### DATASET
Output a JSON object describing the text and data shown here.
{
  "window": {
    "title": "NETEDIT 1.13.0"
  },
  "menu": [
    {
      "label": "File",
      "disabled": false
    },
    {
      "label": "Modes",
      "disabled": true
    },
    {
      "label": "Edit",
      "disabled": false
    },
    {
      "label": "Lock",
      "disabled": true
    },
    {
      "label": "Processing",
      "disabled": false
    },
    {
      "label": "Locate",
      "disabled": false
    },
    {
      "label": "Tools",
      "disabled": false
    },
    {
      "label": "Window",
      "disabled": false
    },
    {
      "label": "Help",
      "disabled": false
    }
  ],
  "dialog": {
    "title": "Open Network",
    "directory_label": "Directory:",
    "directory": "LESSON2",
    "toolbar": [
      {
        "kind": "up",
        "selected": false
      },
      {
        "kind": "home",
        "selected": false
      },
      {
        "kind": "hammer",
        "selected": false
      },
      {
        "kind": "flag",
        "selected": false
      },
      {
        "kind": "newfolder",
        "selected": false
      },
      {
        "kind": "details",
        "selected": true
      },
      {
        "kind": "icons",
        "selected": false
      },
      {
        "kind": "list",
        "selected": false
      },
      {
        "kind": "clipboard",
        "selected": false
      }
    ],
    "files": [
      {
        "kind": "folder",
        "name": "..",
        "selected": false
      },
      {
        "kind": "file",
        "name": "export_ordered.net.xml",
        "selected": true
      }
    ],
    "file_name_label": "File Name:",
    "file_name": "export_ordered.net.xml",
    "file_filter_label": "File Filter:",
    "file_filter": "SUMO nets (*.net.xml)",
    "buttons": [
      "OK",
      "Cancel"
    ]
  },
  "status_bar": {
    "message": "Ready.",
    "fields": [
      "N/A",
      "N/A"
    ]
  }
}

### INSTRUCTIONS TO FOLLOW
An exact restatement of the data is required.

### REPLY
Output a JSON object describing the text and data shown here.
{
  "window": {
    "title": "NETEDIT 1.13.0"
  },
  "menu": [
    {
      "label": "File",
      "disabled": false
    },
    {
      "label": "Modes",
      "disabled": true
    },
    {
      "label": "Edit",
      "disabled": false
    },
    {
      "label": "Lock",
      "disabled": true
    },
    {
      "label": "Processing",
      "disabled": false
    },
    {
      "label": "Locate",
      "disabled": false
    },
    {
      "label": "Tools",
      "disabled": false
    },
    {
      "label": "Window",
      "disabled": false
    },
    {
      "label": "Help",
      "disabled": false
    }
  ],
  "dialog": {
    "title": "Open Network",
    "directory_label": "Directory:",
    "directory": "LESSON2",
    "toolbar": [
      {
        "kind": "up",
        "selected": false
      },
      {
        "kind": "home",
        "selected": false
      },
      {
        "kind": "hammer",
        "selected": false
      },
      {
        "kind": "flag",
        "selected": false
      },
      {
        "kind": "newfolder",
        "selected": false
      },
      {
        "kind": "details",
        "selected": true
      },
      {
        "kind": "icons",
        "selected": false
      },
      {
        "kind": "list",
        "selected": false
      },
      {
        "kind": "clipboard",
        "selected": false
      }
    ],
    "files": [
      {
        "kind": "folder",
        "name": "..",
        "selected": false
      },
      {
        "kind": "file",
        "name": "export_ordered.net.xml",
        "selected": true
      }
    ],
    "file_name_label": "File Name:",
    "file_name": "export_ordered.net.xml",
    "file_filter_label": "File Filter:",
    "file_filter": "SUMO nets (*.net.xml)",
    "buttons": [
      "OK",
      "Cancel"
    ]
  },
  "status_bar": {
    "message": "Ready.",
    "fields": [
      "N/A",
      "N/A"
    ]
  }
}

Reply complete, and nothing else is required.